Radio One CEO Alfred Liggins did not return phone calls. Company attorney Bruce Batista declined comment.
Sneed says the company does accept promotional money, but those deals never have an impact on playlists.
Simpson's promotions contract with WENZ is the focus of his suit, not his allegations of payola. He says that WENZ aired commercials that contained errors and used the wrong DJs. The live broadcasts never happened. The station offered to repay Simpson's $4,450, he says, but he had already poured additional money into the project, and he believed Radio One should cover those expenses as well.
Roughly a month after the deal fell through, he claims, Radio One put the same promotional concept into practice -- only it didn't involve Simpson.
He says he lost not only his original payment, but all profits he would have reaped from the promotions.
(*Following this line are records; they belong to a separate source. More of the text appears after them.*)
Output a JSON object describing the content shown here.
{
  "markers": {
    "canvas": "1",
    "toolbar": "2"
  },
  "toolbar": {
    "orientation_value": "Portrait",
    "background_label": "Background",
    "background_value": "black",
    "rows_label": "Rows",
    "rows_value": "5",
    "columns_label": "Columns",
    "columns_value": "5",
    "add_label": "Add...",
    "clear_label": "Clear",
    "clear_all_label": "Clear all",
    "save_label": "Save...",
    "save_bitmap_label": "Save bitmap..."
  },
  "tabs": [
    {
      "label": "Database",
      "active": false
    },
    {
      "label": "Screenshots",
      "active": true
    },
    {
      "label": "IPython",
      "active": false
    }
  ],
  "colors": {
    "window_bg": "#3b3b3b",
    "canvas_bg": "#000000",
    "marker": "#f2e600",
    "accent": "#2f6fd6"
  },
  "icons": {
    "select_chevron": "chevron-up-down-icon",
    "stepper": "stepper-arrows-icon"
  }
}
Simpson won't talk exact numbers, but court filings suggest he wants at least six figures.
Simpson thinks the fallout from the promotional contract led to WENZ's refusal to play "I Believe N U." The single was to be the first off his new album, The Long Road to Heaven. Because of the suit, Simpson won't release the CD until there's a settlement.
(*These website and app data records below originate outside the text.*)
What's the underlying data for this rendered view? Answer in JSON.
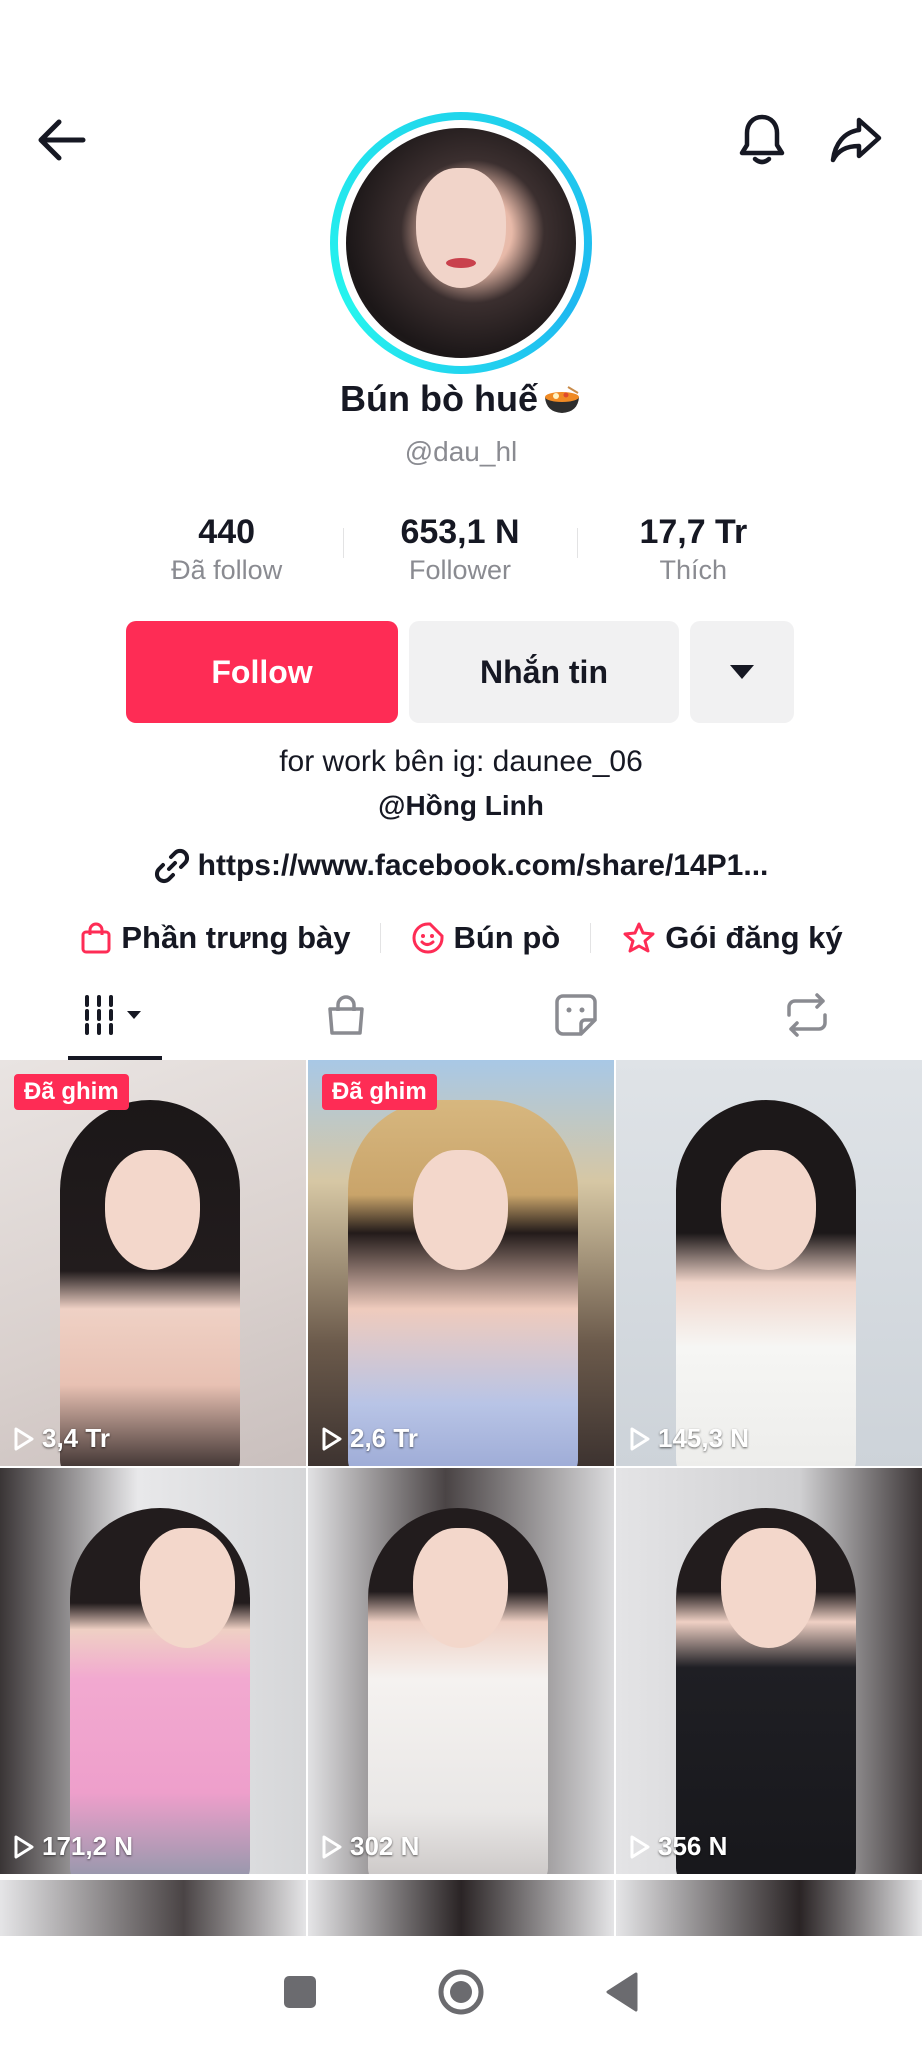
{
  "profile": {
    "display_name": "Bún bò huế",
    "username": "@dau_hl",
    "bio": "for work bên ig: daunee_06",
    "mention": "@Hồng Linh",
    "link": "https://www.facebook.com/share/14P1..."
  },
  "stats": [
    {
      "value": "440",
      "label": "Đã follow"
    },
    {
      "value": "653,1 N",
      "label": "Follower"
    },
    {
      "value": "17,7 Tr",
      "label": "Thích"
    }
  ],
  "actions": {
    "follow_label": "Follow",
    "message_label": "Nhắn tin"
  },
  "chips": [
    {
      "label": "Phần trưng bày",
      "icon": "shopping-bag-icon"
    },
    {
      "label": "Bún pò",
      "icon": "sticker-icon"
    },
    {
      "label": "Gói đăng ký",
      "icon": "star-icon"
    }
  ],
  "tabs": [
    "videos-grid-icon",
    "shop-bag-icon",
    "favorites-sticker-icon",
    "repost-icon"
  ],
  "videos": [
    {
      "views": "3,4 Tr",
      "pinned": "Đã ghim"
    },
    {
      "views": "2,6 Tr",
      "pinned": "Đã ghim"
    },
    {
      "views": "145,3 N",
      "pinned": ""
    },
    {
      "views": "171,2 N",
      "pinned": ""
    },
    {
      "views": "302 N",
      "pinned": ""
    },
    {
      "views": "356 N",
      "pinned": ""
    }
  ],
  "colors": {
    "accent": "#fe2c55",
    "ring": "#20d5ec",
    "text": "#161823",
    "muted": "#8a8b91"
  }
}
He isn't the only artist to assert that money, rather than music quality, dictates Radio One's playlists. Dennis Cash, who manages the R&B group Smooth Approach, says Radio One management told him that if he wanted airplay, he should contact an independent promoter in New Jersey. But he would have to pay for that meeting. "The lady's fee was $1,500 just to sit down with her," says Cash. "I figured it's got to be a lot more to get the song played."
Lamont Jordan, who runs the local label Undagruv Records, says he, too, has run into financial obstacles. "As far as getting on the air, they want you to spend money with them in other places, like on advertising or promotions," he says.
Jordan finally became so fed up with Radio One's treatment of local artists that he printed bumper stickers bearing the slogan "Fuk 107.9." Focus, a rapper on Jordan's label, even turned "Fuk 107.9" into an underground club anthem: "I'm wasting my money and time and sweat," it goes. "Ya'll niggas at 107.9 ain't ready yet."
Simpson believes that as money becomes the prerequisite for airplay, hordes of talented artists will go unnoticed.
Last fall, with his lawsuit still fresh on his mind, Simpson drove past the Odeon, where Fox 8 was staging a Cleveland Idol casting call for a local version of American Idol. The line of singers snaked down Old River Road.
"It made me think, 'There's a lot of people with dreams,'" says Simpson. "It's one thing not to help. But don't hurt people. And that's what Radio One has done."